UNESCO Collection Week 20: Sounds of the Sahara
This week’s albums, Algeria: Sahara – Music of Gourara and Benin: Bariba and Somba Music, originate from the vast Sahara Desert. This week, the region is the site of the annual Cure Salée (Salt Cure), or Festival of the Nomads. The festival takes place in Niger in a deep stretch of the Sahara between Benin and Algeria and is known as a social gathering and match-making event.
by Christopher Ford
As a musician in one of the world’s more privileged societies, it can be easy to forget that music is more than a luxury. It fills a distinct role in our culture, though in modern life its greater purpose can seem hard to pinpoint.
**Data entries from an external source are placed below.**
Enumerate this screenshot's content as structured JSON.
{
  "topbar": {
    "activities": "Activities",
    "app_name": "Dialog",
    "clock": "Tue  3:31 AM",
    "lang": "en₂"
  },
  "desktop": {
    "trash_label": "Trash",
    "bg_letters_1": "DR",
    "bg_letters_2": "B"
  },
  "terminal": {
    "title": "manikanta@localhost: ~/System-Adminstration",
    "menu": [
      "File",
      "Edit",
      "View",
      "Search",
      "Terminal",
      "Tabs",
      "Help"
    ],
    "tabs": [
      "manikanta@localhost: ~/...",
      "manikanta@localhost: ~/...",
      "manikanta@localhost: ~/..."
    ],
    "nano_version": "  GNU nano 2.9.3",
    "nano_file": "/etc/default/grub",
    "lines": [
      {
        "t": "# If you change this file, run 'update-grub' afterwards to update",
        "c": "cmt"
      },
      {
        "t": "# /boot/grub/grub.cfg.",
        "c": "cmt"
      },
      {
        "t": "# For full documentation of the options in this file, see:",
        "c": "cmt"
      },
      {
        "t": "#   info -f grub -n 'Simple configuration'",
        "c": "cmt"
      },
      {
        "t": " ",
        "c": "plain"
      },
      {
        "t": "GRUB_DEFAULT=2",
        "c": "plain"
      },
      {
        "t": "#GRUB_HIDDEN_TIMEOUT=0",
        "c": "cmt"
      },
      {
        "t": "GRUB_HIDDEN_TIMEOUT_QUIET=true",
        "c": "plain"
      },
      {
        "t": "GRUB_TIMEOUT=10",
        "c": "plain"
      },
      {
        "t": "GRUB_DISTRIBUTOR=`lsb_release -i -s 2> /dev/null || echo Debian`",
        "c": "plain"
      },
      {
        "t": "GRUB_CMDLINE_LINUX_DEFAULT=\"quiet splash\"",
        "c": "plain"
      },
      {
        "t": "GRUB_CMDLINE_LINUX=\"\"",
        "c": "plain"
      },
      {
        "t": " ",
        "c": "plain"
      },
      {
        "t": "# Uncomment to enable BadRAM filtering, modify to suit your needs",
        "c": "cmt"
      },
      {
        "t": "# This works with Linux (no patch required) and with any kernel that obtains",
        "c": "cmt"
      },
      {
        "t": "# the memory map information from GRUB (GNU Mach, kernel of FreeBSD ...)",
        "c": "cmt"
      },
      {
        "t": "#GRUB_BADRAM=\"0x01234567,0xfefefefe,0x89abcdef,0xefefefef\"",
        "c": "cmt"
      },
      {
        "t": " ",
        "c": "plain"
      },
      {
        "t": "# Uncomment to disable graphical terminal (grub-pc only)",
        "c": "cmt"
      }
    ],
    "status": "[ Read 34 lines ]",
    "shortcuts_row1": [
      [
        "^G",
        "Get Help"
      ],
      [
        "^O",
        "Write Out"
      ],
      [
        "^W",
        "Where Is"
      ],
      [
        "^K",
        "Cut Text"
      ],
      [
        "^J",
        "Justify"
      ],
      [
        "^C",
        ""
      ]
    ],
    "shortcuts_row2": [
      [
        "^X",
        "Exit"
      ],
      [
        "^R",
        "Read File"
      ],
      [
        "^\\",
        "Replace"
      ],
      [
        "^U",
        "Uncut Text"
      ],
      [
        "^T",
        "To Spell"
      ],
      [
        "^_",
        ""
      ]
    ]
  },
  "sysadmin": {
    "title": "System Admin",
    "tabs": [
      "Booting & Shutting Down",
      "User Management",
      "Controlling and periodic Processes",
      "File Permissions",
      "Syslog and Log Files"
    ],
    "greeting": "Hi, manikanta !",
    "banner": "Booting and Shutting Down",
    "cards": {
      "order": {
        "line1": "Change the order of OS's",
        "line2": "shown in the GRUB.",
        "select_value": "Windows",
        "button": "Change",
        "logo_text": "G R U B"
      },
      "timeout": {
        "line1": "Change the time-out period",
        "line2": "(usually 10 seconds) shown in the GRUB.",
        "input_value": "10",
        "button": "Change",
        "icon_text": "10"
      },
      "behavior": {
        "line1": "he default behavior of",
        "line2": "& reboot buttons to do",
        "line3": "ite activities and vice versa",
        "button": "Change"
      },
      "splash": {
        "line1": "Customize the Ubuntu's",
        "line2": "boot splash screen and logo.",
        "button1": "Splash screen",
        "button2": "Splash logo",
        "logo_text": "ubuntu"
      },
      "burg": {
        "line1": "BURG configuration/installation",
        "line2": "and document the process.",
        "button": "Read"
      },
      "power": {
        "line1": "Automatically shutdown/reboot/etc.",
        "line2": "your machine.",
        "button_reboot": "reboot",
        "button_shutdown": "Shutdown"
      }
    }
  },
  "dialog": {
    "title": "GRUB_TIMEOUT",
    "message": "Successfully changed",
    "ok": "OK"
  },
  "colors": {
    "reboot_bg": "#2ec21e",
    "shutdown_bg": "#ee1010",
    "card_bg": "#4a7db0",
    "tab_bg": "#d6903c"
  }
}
In my view, the best music comes from a place of sincerity in which the creator’s motivations are clear.The recordings on Benin: Bariba and Somba Music reflect such music, made to serve a specific need. Identifying the role of this music is made easy given track titles such as “Song for grinding karite nuts” (with lyrics more lovely than you might guess, translated for the listener in the liner notes) and “Song to carry the corpse.” There are also pieces specifically for dancing, as well as a handful of more poetic excursions, not so different from the music of today’s singer-songwriters. These songs are intended to tell a story, to pass on a tradition.
For an amateur musicologist like myself, Benin is a must-hear, in particular for the fantastic capturing of the kakaki (telescopic metal trumpets) in “Music in praise of Oru Soru” (track 3) and the bohu guru (a whistle, similar to an ocarina) in “Music played when setting out for a hunt” (track 2).Head north out of the savanna into Africa’s northern edge and you come to Algeria, the source of Algeria: Sahara – Music of Gourara. Gourara is a province of the Algerian Sahara approximately 750 miles south of Algiers.
As with Benin: Bariba and Somba Music, you find tracks with a purpose (some very specific, such as “Song for the insemination of the date palm”) and with notable repetition, though melody is more prevalent to my ear in this set. The singers’ voices are more resonant, the drums fuller, the execution more precise. Not that perfection is my sole criterion here, but some listeners may find this set more seductive than the slightly harsher recordings from Benin.
The songs on Algeria: Sahara – Music of Gourara feature vocalists much more prominently, often with a group in unison chant, and sometimes in response to a leader of the song. The meditative quality of these chants is undeniably entrancing. Indeed, it seems that this music may generally serve a more overtly religious purpose (though not necessarily more spiritually meaningful than the music from Benin), with songs “We bow to you” (track 2) and “Praised be the Lord” (track 3) as examples.
When I first took on writing about these two collections, I thought there might be a clear common reference point based on the shared status of their source locations as French colonies. The reality, however, is much more complicated; the ancestry of this music is not that obvious. What is today known as Algeria has seen many empires come and go: the Carthaginians, the Romans, the Byzantines, the Turkish Ottomans, and the French. And there are more.
I can’t know how this dense history has had an impact on the music heard on Algeria: Sahara – Music of Gourara, but African, Jewish, Muslim, and other musical traditions can be heard here. It is markedly different than the music from Benin, a country with a different history. The region in which Benin resides is further from Europe and the Middle East, and perhaps as a result the music is less influenced by the cultures that factor more prominently in Algerian history.
The liner notes that accompany both of these sets provide much insight into the histories of the music heard on them, so I won’t attempt to provide any deeper analysis than what I have already. I will say, however, that both of these collections, along with much of what Smithsonian Folkways preserves for the world to enjoy, provide wonderful examples of music serving what I think is its highest purpose: unifying those with a common goal in spirit and mind.
UNESCO Collection Week 20: Sounds of the Sahara | Smithsonian Folkways Recordings